The symptoms of fluid around the heart, or pericardial effusion, depend on the condition’s cause. For example, when fluid builds up around the heart due to pericarditis, the main symptom is chest pain, notes WebMD. Other symptoms include fever, muscle aches, shortness of breath and fatigue.
If viral illness is present along with pericarditis, vomiting, nausea and diarrhea are often accompanying symptoms. Patients with chest pain that occurs with pericardial effusion resulting from pericarditis often find relief by leaning forward, while breathing deeply exacerbates the chest pain, reports WebMD. When pericardial effusion occurs absent of pericarditis, there may be no symptoms at all. Sometimes pericardial effusion occurs without any known cause; in this instance, doctors refer to it as an idiopathic pericardial effusion.
Large pericardial effusions often cause shortness of breath, lightheadedness, fainting, and cool or clammy skin, notes WebMD. Palpitations, or the sensation of the heart beating too rapidly, or pounding may also occur.
Fluid around the heart is a life-threatening condition that requires immediate medical evaluation, according to WebMD. Pericardial effusions often occur as a result of cancer, heart attack or severe kidney failure.
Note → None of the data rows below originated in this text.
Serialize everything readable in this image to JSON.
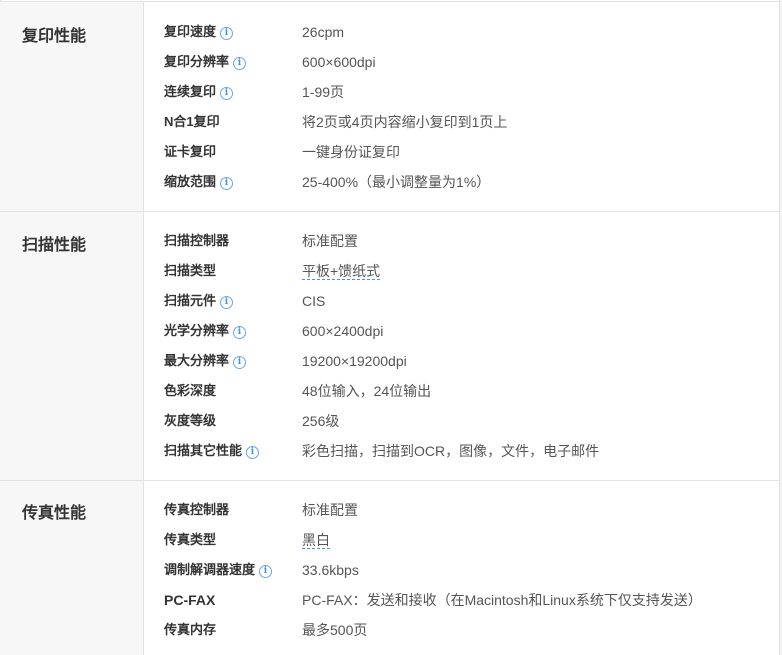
{
  "sections": [
    {
      "title": "复印性能",
      "rows": [
        {
          "label": "复印速度",
          "value": "26cpm",
          "info": true
        },
        {
          "label": "复印分辨率",
          "value": "600×600dpi",
          "info": true
        },
        {
          "label": "连续复印",
          "value": "1-99页",
          "info": true
        },
        {
          "label": "N合1复印",
          "value": "将2页或4页内容缩小复印到1页上",
          "info": false
        },
        {
          "label": "证卡复印",
          "value": "一键身份证复印",
          "info": false
        },
        {
          "label": "缩放范围",
          "value": "25-400%（最小调整量为1%）",
          "info": true
        }
      ]
    },
    {
      "title": "扫描性能",
      "rows": [
        {
          "label": "扫描控制器",
          "value": "标准配置",
          "info": false
        },
        {
          "label": "扫描类型",
          "value": "平板+馈纸式",
          "info": false,
          "dashed": true
        },
        {
          "label": "扫描元件",
          "value": "CIS",
          "info": true
        },
        {
          "label": "光学分辨率",
          "value": "600×2400dpi",
          "info": true
        },
        {
          "label": "最大分辨率",
          "value": "19200×19200dpi",
          "info": true
        },
        {
          "label": "色彩深度",
          "value": "48位输入，24位输出",
          "info": false
        },
        {
          "label": "灰度等级",
          "value": "256级",
          "info": false
        },
        {
          "label": "扫描其它性能",
          "value": "彩色扫描，扫描到OCR，图像，文件，电子邮件",
          "info": true
        }
      ]
    },
    {
      "title": "传真性能",
      "rows": [
        {
          "label": "传真控制器",
          "value": "标准配置",
          "info": false
        },
        {
          "label": "传真类型",
          "value": "黑白",
          "info": false,
          "dashed": true
        },
        {
          "label": "调制解调器速度",
          "value": "33.6kbps",
          "info": true
        },
        {
          "label": "PC-FAX",
          "value": "PC-FAX：发送和接收（在Macintosh和Linux系统下仅支持发送）",
          "info": false
        },
        {
          "label": "传真内存",
          "value": "最多500页",
          "info": false
        }
      ]
    }
  ],
  "info_glyph": "i",
  "colors": {
    "info_icon": "#4a90e2",
    "section_bg": "#f7f7f7",
    "border": "#e3e3e3"
  }
}
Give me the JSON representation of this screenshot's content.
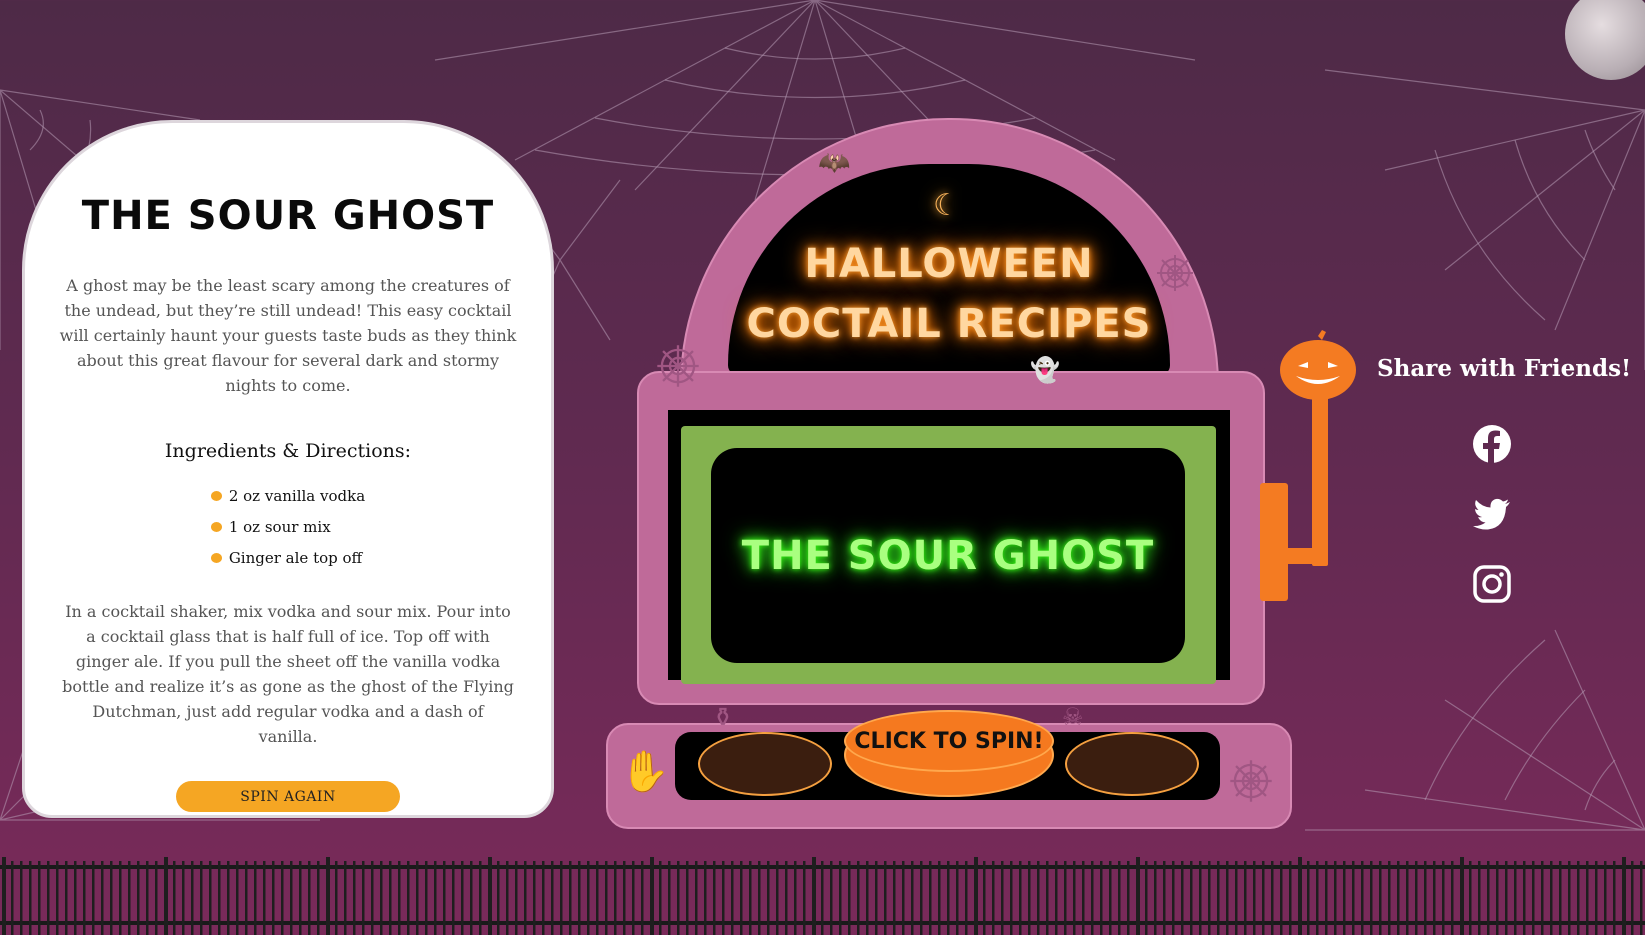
{
  "recipe": {
    "title": "THE SOUR GHOST",
    "description": "A ghost may be the least scary among the creatures of the undead, but they’re still undead! This easy cocktail will certainly haunt your guests taste buds as they think about this great flavour for several dark and stormy nights to come.",
    "ingredients_title": "Ingredients & Directions:",
    "ingredients": [
      "2 oz vanilla vodka",
      "1 oz sour mix",
      "Ginger ale top off"
    ],
    "directions": "In a cocktail shaker, mix vodka and sour mix. Pour into a cocktail glass that is half full of ice. Top off with ginger ale. If you pull the sheet off the vanilla vodka bottle and realize it’s as gone as the ghost of the Flying Dutchman, just add regular vodka and a dash of vanilla.",
    "spin_again_label": "SPIN AGAIN"
  },
  "machine": {
    "title_line1": "HALLOWEEN",
    "title_line2": "COCTAIL RECIPES",
    "reel_result": "THE SOUR GHOST",
    "spin_label": "CLICK TO SPIN!"
  },
  "share": {
    "title": "Share with Friends!",
    "icons": [
      "facebook-icon",
      "twitter-icon",
      "instagram-icon"
    ]
  },
  "colors": {
    "background": "#5f2a50",
    "machine_pink": "#bf6a99",
    "accent_orange": "#f5791f",
    "neon_green": "#39ff14",
    "reel_green": "#84b24f",
    "button_yellow": "#f5a623"
  }
}
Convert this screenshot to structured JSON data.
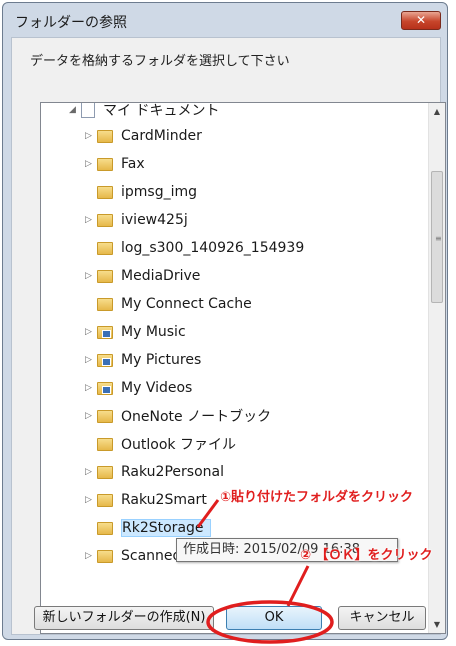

Bacterial infections such as tuberculosis and autoimmune diseases such as rheumatoid arthritis or lupus may also cause fluid to build up around the heart.